- Don’t bring a problem without bringing a possible solution, as well – This is a bit of wisdom I learned from my grandpa, an MBA who retired as Vice President of a multinational corporation that produces a variety of music-related products. It’s easy to spot problems. Doing so generally requires little talent. It’s a lot harder to solve them, so this is where leaders can shine. If you want to distinguish yourself in any context, be the person that proposes solutions along with any problem you identify. Very few people do this. Most complain instead, especially when the problem affects them. Apply this principle to neutralize an otherwise critical disposition and it will likely have a powerful external impact on your career. For example, legendary guru Peter Drucker promotes the following recommendation to hiring managers: “If you find someone whose qualifications look good, but he or she is unhappy or unemployed, be very cautious. The kind of people you’re looking for are probably making huge contributions and setting records somewhere. They are probably happy and much loved by the people they work with. Go after that type.”

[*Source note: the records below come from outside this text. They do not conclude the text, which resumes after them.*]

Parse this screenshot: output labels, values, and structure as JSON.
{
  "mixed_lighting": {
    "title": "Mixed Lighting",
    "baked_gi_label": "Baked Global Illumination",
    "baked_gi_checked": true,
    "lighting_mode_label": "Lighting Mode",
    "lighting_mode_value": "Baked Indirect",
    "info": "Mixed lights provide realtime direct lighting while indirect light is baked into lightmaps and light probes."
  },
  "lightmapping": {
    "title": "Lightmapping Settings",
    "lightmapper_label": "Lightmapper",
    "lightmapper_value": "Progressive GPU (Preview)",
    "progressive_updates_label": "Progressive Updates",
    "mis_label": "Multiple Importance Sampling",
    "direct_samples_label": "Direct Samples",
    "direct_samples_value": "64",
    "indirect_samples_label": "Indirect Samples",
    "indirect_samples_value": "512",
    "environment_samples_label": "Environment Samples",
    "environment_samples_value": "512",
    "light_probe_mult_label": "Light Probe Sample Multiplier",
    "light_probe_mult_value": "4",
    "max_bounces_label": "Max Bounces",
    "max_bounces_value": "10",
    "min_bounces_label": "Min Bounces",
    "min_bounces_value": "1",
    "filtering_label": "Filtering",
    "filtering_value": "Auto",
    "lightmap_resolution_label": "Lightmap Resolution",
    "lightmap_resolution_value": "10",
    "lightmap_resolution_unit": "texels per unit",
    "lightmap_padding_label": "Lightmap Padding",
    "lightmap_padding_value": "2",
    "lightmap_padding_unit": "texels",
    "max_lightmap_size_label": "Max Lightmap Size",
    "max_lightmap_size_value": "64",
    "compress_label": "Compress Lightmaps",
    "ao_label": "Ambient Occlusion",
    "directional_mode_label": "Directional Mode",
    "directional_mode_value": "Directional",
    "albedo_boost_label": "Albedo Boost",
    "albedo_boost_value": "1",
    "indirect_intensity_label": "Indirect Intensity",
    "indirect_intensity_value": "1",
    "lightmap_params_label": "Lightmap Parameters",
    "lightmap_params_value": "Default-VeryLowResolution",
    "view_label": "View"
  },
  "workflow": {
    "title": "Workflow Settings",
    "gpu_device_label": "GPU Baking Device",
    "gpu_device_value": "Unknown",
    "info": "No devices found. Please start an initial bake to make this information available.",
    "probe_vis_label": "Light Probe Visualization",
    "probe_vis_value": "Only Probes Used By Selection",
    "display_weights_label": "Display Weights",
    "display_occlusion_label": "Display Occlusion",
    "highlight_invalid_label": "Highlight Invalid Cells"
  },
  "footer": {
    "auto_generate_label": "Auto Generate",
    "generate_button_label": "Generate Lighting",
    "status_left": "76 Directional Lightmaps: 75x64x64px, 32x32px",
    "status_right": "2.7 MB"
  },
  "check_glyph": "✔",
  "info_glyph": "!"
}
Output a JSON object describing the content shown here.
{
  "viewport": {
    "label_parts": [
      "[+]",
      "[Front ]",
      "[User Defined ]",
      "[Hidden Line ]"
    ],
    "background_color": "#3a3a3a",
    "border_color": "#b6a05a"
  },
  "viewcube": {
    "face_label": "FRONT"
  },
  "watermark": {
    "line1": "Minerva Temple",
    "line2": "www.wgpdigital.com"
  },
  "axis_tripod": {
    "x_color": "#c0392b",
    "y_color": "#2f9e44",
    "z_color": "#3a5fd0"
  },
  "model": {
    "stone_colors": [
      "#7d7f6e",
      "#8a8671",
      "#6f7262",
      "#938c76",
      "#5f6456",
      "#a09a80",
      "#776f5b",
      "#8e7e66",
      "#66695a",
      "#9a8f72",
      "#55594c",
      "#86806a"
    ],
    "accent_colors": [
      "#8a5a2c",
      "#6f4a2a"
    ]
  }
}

As is generally the case, the people behind Invisible Children deserve a tremendous amount of credit and very few of the critics that I’ve read are giving them their due. Confronted with grave injustice, Bobby Bailey, Laren Poole, and Jason Russell committed themselves to righting it. They allowed the burden to take root in their hearts and change the course of their lives. They stuck with their convictions in the face of uncertainty and against all odds! Nearly a decade later, after multiple setbacks, these guys are still banging the same drum, have caught the attention of millions around the world and inspired them to join in, and built a multi-million dollar organization while doing it.
Think of your own life: How many times have you seen injustice and rationalized not stepping into the gap because someone else would do it?
Unfortunately, if you’re like me, you’ve done this many times. Well, here are the people picking up our slack. How dare we sit back and criticize them for the way they are doing it! Of course their efforts aren’t perfect – but no one has done as much to bring the world’s attention to bear on this issue as Invisible Children! They set about rationalizing a constituency and making its voice heard to build the political will necessary to address the issue. It’s the first step, it’s long been their goal, and it’s happening. Their methods are also an incredible lesson for every organization, worldwide on how to engage young people using social media and build a groundswell.
Rachelle and I have long supported Invisible Children and will be out there on April 20th. If you don’t feel like you can that’s ok, but find some other worthy cause to support. Just make sure you don’t find yourself criticizing from the sidelines.
Leave a Comment: Tell about a time when you constructively addressed a legitimate concern?